  1. Sequencing and Memory– Obstacle courses can teach your child to sequence a multi-step activity as well as challenge their memory by progressively increasing the demands of the activity. Start with writing down the steps of the obstacle course on a piece of paper or dry erase board and transition into memorizing the steps without writing down the sequence. In addition, you can increase the number of steps as your child’s sequencing and memory skills improve!

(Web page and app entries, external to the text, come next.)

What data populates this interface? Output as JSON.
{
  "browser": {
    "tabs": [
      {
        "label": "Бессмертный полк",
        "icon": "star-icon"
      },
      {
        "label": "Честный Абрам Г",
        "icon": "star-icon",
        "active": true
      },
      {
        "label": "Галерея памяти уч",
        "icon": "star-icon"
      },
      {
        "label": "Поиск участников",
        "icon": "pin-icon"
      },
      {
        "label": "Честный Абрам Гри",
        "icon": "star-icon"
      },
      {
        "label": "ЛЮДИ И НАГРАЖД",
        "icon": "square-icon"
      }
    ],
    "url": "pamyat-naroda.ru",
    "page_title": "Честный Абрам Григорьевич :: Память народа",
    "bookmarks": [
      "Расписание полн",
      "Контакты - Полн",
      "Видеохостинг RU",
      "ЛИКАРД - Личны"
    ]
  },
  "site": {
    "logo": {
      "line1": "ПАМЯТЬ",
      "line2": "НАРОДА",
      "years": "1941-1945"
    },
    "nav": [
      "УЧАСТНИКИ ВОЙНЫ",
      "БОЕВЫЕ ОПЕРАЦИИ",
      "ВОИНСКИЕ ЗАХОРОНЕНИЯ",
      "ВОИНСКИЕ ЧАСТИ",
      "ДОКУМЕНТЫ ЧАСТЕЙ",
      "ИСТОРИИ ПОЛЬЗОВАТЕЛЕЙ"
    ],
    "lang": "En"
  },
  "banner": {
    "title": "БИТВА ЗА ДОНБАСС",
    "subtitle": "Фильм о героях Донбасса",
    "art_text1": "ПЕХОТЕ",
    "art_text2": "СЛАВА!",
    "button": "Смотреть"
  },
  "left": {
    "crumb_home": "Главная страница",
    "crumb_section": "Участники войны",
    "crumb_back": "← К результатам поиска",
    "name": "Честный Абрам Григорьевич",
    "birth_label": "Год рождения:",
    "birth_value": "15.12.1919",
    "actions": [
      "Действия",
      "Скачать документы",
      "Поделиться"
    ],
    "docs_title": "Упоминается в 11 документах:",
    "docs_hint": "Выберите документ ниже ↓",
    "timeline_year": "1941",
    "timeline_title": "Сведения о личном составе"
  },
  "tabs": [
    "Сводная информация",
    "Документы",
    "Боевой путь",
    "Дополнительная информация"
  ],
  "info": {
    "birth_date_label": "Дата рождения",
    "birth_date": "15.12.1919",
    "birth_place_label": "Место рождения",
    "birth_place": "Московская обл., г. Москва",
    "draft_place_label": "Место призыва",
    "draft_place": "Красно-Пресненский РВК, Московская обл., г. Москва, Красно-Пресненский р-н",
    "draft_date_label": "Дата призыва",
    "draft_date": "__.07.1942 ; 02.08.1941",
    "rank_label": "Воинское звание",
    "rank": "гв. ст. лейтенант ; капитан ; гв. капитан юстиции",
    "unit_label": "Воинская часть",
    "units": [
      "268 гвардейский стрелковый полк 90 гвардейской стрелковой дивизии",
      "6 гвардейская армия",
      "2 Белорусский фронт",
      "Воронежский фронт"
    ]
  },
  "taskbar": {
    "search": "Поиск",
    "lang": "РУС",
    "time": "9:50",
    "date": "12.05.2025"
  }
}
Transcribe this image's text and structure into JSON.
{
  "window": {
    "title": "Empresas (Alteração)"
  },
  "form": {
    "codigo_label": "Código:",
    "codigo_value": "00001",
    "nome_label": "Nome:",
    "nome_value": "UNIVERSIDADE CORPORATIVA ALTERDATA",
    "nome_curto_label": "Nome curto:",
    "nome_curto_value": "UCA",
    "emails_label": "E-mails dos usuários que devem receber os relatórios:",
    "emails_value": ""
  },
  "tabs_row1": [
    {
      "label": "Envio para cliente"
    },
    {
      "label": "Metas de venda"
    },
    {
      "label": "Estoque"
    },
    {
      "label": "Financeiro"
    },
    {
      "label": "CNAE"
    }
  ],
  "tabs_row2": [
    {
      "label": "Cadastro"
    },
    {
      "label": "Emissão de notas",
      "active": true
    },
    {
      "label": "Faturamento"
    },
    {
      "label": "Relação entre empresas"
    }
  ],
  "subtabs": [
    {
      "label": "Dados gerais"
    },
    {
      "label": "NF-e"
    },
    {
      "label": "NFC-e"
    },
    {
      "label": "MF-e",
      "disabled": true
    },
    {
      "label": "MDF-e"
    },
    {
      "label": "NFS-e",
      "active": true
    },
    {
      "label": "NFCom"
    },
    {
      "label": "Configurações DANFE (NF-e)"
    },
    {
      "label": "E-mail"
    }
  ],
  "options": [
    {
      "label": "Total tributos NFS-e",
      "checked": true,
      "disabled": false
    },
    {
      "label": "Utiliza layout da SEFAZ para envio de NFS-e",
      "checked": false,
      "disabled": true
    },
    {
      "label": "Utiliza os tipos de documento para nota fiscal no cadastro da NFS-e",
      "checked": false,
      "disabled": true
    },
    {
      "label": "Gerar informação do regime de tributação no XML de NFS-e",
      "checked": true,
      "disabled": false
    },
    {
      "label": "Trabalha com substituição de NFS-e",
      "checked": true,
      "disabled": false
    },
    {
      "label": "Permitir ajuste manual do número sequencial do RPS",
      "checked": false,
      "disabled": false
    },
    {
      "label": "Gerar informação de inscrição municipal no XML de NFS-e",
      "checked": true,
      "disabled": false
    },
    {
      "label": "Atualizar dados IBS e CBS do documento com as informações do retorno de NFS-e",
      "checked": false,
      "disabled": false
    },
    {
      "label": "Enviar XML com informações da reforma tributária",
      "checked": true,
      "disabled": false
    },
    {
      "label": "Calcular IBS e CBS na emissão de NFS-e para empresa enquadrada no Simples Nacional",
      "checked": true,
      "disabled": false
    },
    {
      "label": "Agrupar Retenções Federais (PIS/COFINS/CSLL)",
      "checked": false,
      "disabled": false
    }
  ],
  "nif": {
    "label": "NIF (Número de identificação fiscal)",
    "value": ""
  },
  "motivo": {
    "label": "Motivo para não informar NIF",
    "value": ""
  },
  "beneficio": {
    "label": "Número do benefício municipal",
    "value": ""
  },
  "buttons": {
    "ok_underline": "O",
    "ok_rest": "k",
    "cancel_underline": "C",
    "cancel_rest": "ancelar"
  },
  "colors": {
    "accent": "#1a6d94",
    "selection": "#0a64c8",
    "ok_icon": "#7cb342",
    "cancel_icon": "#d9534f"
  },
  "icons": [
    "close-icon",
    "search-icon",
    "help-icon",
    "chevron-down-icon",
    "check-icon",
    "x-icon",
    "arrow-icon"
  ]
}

  2. Sensory Input– Within the course, you can incorporate various activities to provide multiple sensory inputs! Provide proprioceptive (deep pressure) input by having your child engage in heavy work. For example, make one step of the course to pull a heavy wagon from one location to the next, then have him or her unload the heavy items (rocks, books, toys, etc.) The obstacle course can include activities in all planes of vestibular movements, including linear (up and down), saggital (side to side) and rotary (spinning). To incorporate this input, have your child bounce on a “hippity hop” or an exercise ball while singing his or her favorite song for linear movement. When the song is complete, have them fall sideways onto pillows for saggital movement and/or have your child spin 10 times in a swing for rotary movement. To provide tactile (touch) sensory input, one step of the course could involve locating 10 items in a bucket of beans or sand.
  3. Strengthening and Balance– Multiple activities within the obstacle course can provide opportunities to build your child’s strength. An effective way to incorporate this is to have your child wheelbarrow walk, hop on one foot or perform a two-feet hop across the floor. In addition, your child can swing on a trapeze swing 5 times while holding up their knees to their chest or crawl over couch cushions to retrieve an object.
  4. Motor Planning– Obstacle courses provide a great opportunity for your child to improve motor planning by animal walking (bear, crab, bunny hop, etc.) as a transitional step to get from one location to the next or to deliver a puzzle piece to the puzzle.
  5. Bilateral Coordination– You can incorporate steps that challenge your child’s bilateral coordination by having him or her climb across 10 monkey bars, play catch by catching the ball 5 times or playing tug-a-war.

An obstacle course is a fun activity that doubles as a functional exercise to enhance your child’s motor and sensory skills. For more ideas, ask your occupational therapist!